This review contains spoilers.
3.9 No Exit
“The place and time where it all went wrong…”
Rest in peace, Archie Andrews.
Following a bear attack in the Canadian Hinterlands, our Red Paladin has finally ascended to the next level. Well, probably not, but this episode works overtime in trying to make you think that our ginger hero (who just so happens to be Riverdale‘s biggest liability) has gone to the great big Chok’lit Shoppe in the sky. Let’s take this at face value for a second and imagine that the series has the cojones to kill off one of its leads in the goofiest manner possible. What would this mean for the show?
Mainly this: Killing Archie would solve the show’s biggest problem since it premiered – i.e. what to do what a character who always seems disconnected from the main narrative even when he is the focus of it. Despite KJ Apa’s great work on the show, Archie has long been problematic, with his storylines (sleeping with Grundy, befriending Hiram, fighting Hiram, and so on) constantly overshadowed by whatever way more interesting things Betty, Jughead, Veronica, etc, are up to. Last season’s journey into vigilantism did him no favors either. Nor does the fact that Archie constantly makes bad decisions. He is the weakest link in this show, so why not kill him? After all, the show is called Riverdale and not Archie.
Then there’s the issue of how his loss would impact the other characters’ storylines: Betty would have to deal with her complicated feelings for Archie, which in turn would impact her relationship with Jughead. Veronica would feel guilty over her daliance with Reggie and also would blame her father for Archie’s demise. Fred would be grief-stricken over the death of not only his son, but his best friend.
The story possibilities are endless, and ones that would only enhance the quality Riverdale in the long run. After the initial grief and complaints from the Varchie shippers died down, the show would have a renewed creative focus… and earned itself some respect from those who wrote the series off as a lightweight CW drama.
It’s an interesting thing to think about, but the more realistic option here is that the writers are using Archie’s ursine encounter and his subsequent vision as a way to hit the reset button on the character. And I am fine with that. In his ponderous dream sequences tonight, Archie is shown killing what he views as his greatest weaknesses. After slaying the Black Hood and Hiram, he must then face his greatest challenge by murdering his own good nature, which he does in his subconscious, and apparently pays the ultimate price for committing such an act. Granted, he had more than enough opportunity to walk back from this point of no return, by engaging with Betty about his long-abandoned musical aspirations or heeding Fred’s advice about their being another way home, but our Red Paladin wasn’t having any of it.While I’d be shocked if his apparent death lasts longer than an episode, when Archie does return, he will be a hardened, more cynical character than we have seen before. Which is kind of a bummer as viewers have already been down the Dark Archie road. But if it leads to a better Archie narratively, bring it on.

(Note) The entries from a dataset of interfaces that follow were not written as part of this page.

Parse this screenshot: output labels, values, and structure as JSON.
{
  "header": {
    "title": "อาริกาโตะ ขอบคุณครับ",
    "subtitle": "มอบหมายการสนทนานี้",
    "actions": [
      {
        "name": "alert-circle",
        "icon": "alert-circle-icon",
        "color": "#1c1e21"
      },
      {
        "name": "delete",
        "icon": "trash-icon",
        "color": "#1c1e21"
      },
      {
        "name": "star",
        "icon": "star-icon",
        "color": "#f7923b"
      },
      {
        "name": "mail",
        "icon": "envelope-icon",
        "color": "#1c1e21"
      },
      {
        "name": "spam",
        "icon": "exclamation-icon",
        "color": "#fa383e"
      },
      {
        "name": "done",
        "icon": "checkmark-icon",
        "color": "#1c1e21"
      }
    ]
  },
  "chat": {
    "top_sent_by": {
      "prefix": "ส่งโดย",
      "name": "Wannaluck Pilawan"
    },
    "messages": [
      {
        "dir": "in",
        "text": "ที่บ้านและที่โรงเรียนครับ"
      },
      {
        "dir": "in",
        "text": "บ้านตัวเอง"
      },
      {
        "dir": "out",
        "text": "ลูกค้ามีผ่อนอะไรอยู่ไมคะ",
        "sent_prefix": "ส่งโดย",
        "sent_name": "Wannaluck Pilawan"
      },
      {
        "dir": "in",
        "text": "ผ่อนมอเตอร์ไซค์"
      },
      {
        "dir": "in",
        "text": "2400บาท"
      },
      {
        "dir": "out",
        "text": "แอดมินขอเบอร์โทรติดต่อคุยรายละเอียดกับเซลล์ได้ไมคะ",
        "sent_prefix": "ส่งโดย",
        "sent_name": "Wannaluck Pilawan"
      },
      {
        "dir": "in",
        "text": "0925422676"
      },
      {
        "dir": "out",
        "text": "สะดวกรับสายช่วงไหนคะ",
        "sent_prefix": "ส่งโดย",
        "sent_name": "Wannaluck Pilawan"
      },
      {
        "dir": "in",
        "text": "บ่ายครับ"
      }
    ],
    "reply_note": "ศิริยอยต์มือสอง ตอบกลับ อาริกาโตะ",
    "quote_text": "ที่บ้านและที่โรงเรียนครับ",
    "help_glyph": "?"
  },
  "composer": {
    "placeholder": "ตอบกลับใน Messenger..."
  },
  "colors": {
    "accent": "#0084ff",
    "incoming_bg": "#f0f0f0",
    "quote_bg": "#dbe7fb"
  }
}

All of this leads into the bigger problem with this episode, nothing that happens on Riverdale right now seems to have any lasting impact. Tonight’s return picked up a few weeks after the quarantine was implemented, supposedly cutting Riverdale off from the outside world. But we learn quickly through Jughead’s narration that the quarantine has now been lifted. Reggie is regularly traveling to Canada on beer runs. Jug, FP, and Fred are all back in their homes. So what exactly was Hiram’s master plan? Wasn’t he trying to isolate the town Escape From New York-like into his own criminal empire where he could be (Gargoyle) King? How did the cutting off of the town impact its residents? How does Hiram feel now that he has succeeded? Why did Principal Weatherbee decide to turn Riverdale High into a “police state?” None of these important questions are addressed, and the time jump just feels lazy.
The plot murkiness spills over into other aspects of the show. We see Pop Tate in the speakeasy, when just weeks back he told Veronica how he wouldn’t stand for criminal activity in the business that his been his home for so many years. For that matter, Veronica has abandoned her intents on keeping her business legit. These decisions all likely resulted from the quarantine and its immediate impact, but we don’t really know this. There’s a fine line between spelling things out for the audience and having contempt for viewers, and sadly this episode feels like more of the latter.

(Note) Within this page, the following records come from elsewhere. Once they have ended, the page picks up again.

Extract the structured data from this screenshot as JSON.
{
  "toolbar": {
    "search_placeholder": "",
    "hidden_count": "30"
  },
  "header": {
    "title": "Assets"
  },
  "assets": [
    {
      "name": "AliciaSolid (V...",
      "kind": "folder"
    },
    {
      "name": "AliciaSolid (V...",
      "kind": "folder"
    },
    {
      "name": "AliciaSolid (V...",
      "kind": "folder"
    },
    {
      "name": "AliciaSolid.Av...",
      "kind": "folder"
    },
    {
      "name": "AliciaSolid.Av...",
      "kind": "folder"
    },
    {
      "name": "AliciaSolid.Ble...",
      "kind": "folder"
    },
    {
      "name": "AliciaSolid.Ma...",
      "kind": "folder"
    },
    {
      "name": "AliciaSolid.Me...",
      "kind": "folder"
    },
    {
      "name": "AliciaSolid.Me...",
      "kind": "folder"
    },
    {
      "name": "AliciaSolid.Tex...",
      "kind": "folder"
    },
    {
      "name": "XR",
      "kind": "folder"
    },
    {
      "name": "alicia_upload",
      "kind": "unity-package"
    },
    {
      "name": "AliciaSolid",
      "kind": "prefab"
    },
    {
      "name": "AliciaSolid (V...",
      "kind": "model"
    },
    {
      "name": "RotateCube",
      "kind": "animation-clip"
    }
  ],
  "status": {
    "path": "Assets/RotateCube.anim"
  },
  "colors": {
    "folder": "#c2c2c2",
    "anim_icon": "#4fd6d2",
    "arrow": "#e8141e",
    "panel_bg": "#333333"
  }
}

Elsewhere, the storyline of what Betty will do with the refugees from the Sisters of Quiet Mercy is given the most obvious wrap up possible – with the kids heading to the still mystery-shrouded Farm and the nuns being bailed out (and likely led to their demise) by Hiram. And Jughead further proves himself to be the worst leader of the Serpents ever by changing the rules for Fangs only to have it immediately blow up in his face.
Watching this episode, it felt like the writers immediately backpeddled the changes implemented in the previous episode. That’s distressing given how big and weird it was. To immediately restore the status quo feels like cheating, a move that will be downright infuriating once Archie is ressurected. Unless he isn’t, in which case I’ll have much more to say on the matter as soon as I finish eating crow.
Read Chris’ review of the previous episode, Outbreak, here.